What is needed:
Within the records, find every line that includes the word "duration" and copy it.

Entries from a dataset of interfaces
*** Begin section ***

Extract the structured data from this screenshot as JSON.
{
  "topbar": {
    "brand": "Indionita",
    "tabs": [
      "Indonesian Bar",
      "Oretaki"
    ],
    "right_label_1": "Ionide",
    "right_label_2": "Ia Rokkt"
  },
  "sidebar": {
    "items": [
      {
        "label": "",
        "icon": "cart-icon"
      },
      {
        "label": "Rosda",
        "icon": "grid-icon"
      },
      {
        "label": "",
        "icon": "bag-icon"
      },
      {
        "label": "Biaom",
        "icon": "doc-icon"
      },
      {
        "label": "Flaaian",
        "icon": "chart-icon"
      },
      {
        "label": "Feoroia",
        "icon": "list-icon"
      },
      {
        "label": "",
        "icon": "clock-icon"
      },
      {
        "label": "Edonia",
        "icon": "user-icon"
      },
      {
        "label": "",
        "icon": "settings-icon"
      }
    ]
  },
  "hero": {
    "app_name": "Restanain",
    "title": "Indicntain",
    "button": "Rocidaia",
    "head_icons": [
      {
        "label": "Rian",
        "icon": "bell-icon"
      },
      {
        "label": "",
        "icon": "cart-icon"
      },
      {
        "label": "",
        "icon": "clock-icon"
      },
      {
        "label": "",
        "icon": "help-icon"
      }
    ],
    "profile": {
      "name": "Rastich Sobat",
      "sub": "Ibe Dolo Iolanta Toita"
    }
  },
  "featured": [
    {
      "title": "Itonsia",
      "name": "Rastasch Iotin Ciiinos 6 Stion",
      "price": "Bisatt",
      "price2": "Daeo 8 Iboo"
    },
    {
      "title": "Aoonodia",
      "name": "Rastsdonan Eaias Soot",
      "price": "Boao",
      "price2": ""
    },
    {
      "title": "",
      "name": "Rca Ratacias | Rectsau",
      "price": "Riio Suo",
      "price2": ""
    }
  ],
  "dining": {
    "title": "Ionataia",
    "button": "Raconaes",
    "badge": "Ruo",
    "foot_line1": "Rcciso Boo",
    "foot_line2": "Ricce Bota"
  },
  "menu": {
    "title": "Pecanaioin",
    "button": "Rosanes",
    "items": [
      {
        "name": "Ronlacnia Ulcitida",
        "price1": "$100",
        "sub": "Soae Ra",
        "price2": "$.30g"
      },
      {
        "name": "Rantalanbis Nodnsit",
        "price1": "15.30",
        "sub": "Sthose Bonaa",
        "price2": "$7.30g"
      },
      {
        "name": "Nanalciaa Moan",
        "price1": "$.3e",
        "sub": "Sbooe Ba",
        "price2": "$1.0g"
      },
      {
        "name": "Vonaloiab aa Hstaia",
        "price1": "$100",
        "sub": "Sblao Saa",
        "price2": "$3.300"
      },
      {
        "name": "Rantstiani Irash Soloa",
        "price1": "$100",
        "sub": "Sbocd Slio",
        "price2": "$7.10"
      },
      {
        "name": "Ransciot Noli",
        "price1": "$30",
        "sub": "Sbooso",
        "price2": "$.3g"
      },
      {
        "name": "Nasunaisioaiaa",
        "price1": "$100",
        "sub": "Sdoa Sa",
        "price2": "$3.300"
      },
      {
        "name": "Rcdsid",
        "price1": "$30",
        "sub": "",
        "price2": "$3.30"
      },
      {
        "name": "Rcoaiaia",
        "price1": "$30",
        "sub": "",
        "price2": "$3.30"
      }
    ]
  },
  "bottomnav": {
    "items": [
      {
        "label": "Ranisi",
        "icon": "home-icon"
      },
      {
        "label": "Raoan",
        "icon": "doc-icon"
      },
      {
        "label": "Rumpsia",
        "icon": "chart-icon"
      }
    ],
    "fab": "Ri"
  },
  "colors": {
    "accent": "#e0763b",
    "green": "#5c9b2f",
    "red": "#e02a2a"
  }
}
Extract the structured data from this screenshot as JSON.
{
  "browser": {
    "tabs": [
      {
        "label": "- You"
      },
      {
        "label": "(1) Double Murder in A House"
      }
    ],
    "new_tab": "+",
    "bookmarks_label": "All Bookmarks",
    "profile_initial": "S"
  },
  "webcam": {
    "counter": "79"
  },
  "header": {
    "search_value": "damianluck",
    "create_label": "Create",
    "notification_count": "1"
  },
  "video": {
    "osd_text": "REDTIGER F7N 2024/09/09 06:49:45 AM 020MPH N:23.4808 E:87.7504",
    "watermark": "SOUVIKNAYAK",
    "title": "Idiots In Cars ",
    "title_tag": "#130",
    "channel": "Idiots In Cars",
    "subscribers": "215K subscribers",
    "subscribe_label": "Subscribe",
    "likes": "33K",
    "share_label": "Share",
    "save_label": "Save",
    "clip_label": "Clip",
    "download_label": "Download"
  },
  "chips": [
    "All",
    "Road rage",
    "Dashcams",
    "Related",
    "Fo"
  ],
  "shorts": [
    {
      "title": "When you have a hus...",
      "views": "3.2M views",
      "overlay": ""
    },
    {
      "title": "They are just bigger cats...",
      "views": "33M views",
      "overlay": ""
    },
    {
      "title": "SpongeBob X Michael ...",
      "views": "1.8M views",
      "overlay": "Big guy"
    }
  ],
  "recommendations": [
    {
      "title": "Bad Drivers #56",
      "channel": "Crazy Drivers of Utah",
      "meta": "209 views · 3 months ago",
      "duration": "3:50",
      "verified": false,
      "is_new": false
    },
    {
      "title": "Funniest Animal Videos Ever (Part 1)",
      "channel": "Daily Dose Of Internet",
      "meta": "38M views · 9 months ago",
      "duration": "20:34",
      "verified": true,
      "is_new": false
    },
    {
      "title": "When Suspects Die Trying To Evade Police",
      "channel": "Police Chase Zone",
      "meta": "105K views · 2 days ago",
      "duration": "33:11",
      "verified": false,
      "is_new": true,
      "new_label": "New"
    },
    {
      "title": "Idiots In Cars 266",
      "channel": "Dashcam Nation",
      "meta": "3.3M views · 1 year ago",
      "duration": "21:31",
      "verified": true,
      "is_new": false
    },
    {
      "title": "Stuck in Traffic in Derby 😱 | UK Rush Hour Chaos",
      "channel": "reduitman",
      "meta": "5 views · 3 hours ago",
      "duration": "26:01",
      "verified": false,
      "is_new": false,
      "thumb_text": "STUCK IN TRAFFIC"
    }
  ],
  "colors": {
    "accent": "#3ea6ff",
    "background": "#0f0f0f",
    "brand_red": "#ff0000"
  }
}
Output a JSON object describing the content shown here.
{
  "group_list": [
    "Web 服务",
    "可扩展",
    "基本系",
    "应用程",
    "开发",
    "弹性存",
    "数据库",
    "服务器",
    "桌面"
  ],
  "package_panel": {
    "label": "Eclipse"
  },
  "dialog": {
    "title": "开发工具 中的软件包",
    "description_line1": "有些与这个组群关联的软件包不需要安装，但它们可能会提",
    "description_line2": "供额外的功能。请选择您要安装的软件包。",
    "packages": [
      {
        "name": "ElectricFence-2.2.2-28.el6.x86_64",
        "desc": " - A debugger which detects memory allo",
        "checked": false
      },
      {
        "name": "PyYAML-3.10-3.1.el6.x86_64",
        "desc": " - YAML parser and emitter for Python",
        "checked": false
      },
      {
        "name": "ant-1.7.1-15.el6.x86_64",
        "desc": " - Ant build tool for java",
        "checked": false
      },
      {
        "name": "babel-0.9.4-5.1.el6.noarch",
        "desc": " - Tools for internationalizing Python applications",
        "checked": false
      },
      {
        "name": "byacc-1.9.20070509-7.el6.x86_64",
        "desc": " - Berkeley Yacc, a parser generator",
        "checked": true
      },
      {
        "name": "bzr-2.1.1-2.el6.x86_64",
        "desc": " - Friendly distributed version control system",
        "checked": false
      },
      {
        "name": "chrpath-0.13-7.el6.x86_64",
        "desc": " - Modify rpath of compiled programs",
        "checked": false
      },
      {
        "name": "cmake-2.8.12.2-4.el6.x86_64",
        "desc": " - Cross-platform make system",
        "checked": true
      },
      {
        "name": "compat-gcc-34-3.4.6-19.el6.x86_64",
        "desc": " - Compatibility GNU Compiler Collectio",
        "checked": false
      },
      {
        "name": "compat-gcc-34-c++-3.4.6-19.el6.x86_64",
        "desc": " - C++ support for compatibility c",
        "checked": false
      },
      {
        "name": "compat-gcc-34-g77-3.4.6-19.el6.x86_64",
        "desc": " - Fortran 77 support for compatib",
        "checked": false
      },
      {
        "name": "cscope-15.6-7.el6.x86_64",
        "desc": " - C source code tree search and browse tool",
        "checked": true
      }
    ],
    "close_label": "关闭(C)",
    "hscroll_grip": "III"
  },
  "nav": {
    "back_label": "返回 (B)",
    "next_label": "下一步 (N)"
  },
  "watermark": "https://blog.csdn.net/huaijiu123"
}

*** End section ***

Solved exercise:
      "duration": "3:50",
      "duration": "20:34",
      "duration": "33:11",
      "duration": "21:31",
      "duration": "26:01",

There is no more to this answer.